▶ _Task instructions_:
What's needed is a full, exact retyping of the records.

▶ _Extracted material_:
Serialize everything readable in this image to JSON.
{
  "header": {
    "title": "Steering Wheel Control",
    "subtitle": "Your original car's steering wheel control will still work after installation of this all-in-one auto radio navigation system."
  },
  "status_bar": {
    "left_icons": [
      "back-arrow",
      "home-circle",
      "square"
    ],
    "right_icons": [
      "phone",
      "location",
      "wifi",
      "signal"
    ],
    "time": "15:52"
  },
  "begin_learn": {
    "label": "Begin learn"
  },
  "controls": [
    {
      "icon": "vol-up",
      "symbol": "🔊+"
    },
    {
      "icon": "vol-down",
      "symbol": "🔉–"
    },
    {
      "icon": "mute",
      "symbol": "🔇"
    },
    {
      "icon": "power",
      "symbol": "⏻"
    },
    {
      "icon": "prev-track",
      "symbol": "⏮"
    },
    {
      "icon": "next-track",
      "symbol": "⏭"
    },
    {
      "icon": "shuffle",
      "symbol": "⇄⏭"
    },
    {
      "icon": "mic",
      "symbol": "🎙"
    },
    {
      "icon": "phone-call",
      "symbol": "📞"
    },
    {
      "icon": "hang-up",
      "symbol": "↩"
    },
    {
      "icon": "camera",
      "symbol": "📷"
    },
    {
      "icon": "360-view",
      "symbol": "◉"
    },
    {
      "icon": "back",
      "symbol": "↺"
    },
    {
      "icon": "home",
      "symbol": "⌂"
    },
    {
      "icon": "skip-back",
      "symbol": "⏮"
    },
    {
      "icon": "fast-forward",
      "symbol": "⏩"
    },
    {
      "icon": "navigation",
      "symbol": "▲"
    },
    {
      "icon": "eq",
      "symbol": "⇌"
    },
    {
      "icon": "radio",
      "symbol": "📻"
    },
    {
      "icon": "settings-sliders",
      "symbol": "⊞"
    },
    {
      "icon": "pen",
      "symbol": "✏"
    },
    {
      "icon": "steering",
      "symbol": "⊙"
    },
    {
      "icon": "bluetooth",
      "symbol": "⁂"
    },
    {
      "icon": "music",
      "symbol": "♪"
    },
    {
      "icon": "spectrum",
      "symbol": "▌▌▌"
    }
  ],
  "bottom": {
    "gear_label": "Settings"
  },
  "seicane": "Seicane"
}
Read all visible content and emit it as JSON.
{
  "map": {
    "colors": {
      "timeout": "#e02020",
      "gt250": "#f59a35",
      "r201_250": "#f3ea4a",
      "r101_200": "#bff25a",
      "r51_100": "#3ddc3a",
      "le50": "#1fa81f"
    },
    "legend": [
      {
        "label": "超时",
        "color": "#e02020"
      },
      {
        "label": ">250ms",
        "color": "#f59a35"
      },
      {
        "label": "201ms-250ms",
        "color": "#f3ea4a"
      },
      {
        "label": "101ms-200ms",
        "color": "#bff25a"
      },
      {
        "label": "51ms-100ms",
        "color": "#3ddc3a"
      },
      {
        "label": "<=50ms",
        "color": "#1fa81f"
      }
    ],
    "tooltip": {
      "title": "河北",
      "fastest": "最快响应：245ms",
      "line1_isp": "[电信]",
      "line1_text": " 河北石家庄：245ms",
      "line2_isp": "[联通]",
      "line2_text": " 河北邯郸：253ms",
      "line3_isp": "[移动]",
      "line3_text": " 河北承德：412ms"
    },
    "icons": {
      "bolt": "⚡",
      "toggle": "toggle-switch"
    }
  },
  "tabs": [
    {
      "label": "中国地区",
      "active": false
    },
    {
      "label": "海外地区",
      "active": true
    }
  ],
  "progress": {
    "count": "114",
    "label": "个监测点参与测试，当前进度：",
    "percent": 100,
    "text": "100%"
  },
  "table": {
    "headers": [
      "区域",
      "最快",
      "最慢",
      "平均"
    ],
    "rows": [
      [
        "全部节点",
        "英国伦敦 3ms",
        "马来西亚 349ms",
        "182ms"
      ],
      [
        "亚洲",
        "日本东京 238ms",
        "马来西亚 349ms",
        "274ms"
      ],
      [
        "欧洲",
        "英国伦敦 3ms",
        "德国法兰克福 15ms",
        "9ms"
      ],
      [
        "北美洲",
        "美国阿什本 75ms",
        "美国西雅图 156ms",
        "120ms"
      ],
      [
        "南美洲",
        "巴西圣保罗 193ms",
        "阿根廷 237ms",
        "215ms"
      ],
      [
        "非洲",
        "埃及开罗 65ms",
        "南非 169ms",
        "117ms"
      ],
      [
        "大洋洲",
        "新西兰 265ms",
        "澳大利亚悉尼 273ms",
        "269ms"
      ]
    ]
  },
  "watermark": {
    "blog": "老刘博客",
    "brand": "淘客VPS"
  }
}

▶ _Response area_:
Serialize everything readable in this image to JSON.
{
  "header": {
    "title": "Steering Wheel Control",
    "subtitle": "Your original car's steering wheel control will still work after installation of this all-in-one auto radio navigation system."
  },
  "status_bar": {
    "left_icons": [
      "back-arrow",
      "home-circle",
      "square"
    ],
    "right_icons": [
      "phone",
      "location",
      "wifi",
      "signal"
    ],
    "time": "15:52"
  },
  "begin_learn": {
    "label": "Begin learn"
  },
  "controls": [
    {
      "icon": "vol-up",
      "symbol": "🔊+"
    },
    {
      "icon": "vol-down",
      "symbol": "🔉–"
    },
    {
      "icon": "mute",
      "symbol": "🔇"
    },
    {
      "icon": "power",
      "symbol": "⏻"
    },
    {
      "icon": "prev-track",
      "symbol": "⏮"
    },
    {
      "icon": "next-track",
      "symbol": "⏭"
    },
    {
      "icon": "shuffle",
      "symbol": "⇄⏭"
    },
    {
      "icon": "mic",
      "symbol": "🎙"
    },
    {
      "icon": "phone-call",
      "symbol": "📞"
    },
    {
      "icon": "hang-up",
      "symbol": "↩"
    },
    {
      "icon": "camera",
      "symbol": "📷"
    },
    {
      "icon": "360-view",
      "symbol": "◉"
    },
    {
      "icon": "back",
      "symbol": "↺"
    },
    {
      "icon": "home",
      "symbol": "⌂"
    },
    {
      "icon": "skip-back",
      "symbol": "⏮"
    },
    {
      "icon": "fast-forward",
      "symbol": "⏩"
    },
    {
      "icon": "navigation",
      "symbol": "▲"
    },
    {
      "icon": "eq",
      "symbol": "⇌"
    },
    {
      "icon": "radio",
      "symbol": "📻"
    },
    {
      "icon": "settings-sliders",
      "symbol": "⊞"
    },
    {
      "icon": "pen",
      "symbol": "✏"
    },
    {
      "icon": "steering",
      "symbol": "⊙"
    },
    {
      "icon": "bluetooth",
      "symbol": "⁂"
    },
    {
      "icon": "music",
      "symbol": "♪"
    },
    {
      "icon": "spectrum",
      "symbol": "▌▌▌"
    }
  ],
  "bottom": {
    "gear_label": "Settings"
  },
  "seicane": "Seicane"
}
Read all visible content and emit it as JSON.
{
  "map": {
    "colors": {
      "timeout": "#e02020",
      "gt250": "#f59a35",
      "r201_250": "#f3ea4a",
      "r101_200": "#bff25a",
      "r51_100": "#3ddc3a",
      "le50": "#1fa81f"
    },
    "legend": [
      {
        "label": "超时",
        "color": "#e02020"
      },
      {
        "label": ">250ms",
        "color": "#f59a35"
      },
      {
        "label": "201ms-250ms",
        "color": "#f3ea4a"
      },
      {
        "label": "101ms-200ms",
        "color": "#bff25a"
      },
      {
        "label": "51ms-100ms",
        "color": "#3ddc3a"
      },
      {
        "label": "<=50ms",
        "color": "#1fa81f"
      }
    ],
    "tooltip": {
      "title": "河北",
      "fastest": "最快响应：245ms",
      "line1_isp": "[电信]",
      "line1_text": " 河北石家庄：245ms",
      "line2_isp": "[联通]",
      "line2_text": " 河北邯郸：253ms",
      "line3_isp": "[移动]",
      "line3_text": " 河北承德：412ms"
    },
    "icons": {
      "bolt": "⚡",
      "toggle": "toggle-switch"
    }
  },
  "tabs": [
    {
      "label": "中国地区",
      "active": false
    },
    {
      "label": "海外地区",
      "active": true
    }
  ],
  "progress": {
    "count": "114",
    "label": "个监测点参与测试，当前进度：",
    "percent": 100,
    "text": "100%"
  },
  "table": {
    "headers": [
      "区域",
      "最快",
      "最慢",
      "平均"
    ],
    "rows": [
      [
        "全部节点",
        "英国伦敦 3ms",
        "马来西亚 349ms",
        "182ms"
      ],
      [
        "亚洲",
        "日本东京 238ms",
        "马来西亚 349ms",
        "274ms"
      ],
      [
        "欧洲",
        "英国伦敦 3ms",
        "德国法兰克福 15ms",
        "9ms"
      ],
      [
        "北美洲",
        "美国阿什本 75ms",
        "美国西雅图 156ms",
        "120ms"
      ],
      [
        "南美洲",
        "巴西圣保罗 193ms",
        "阿根廷 237ms",
        "215ms"
      ],
      [
        "非洲",
        "埃及开罗 65ms",
        "南非 169ms",
        "117ms"
      ],
      [
        "大洋洲",
        "新西兰 265ms",
        "澳大利亚悉尼 273ms",
        "269ms"
      ]
    ]
  },
  "watermark": {
    "blog": "老刘博客",
    "brand": "淘客VPS"
  }
}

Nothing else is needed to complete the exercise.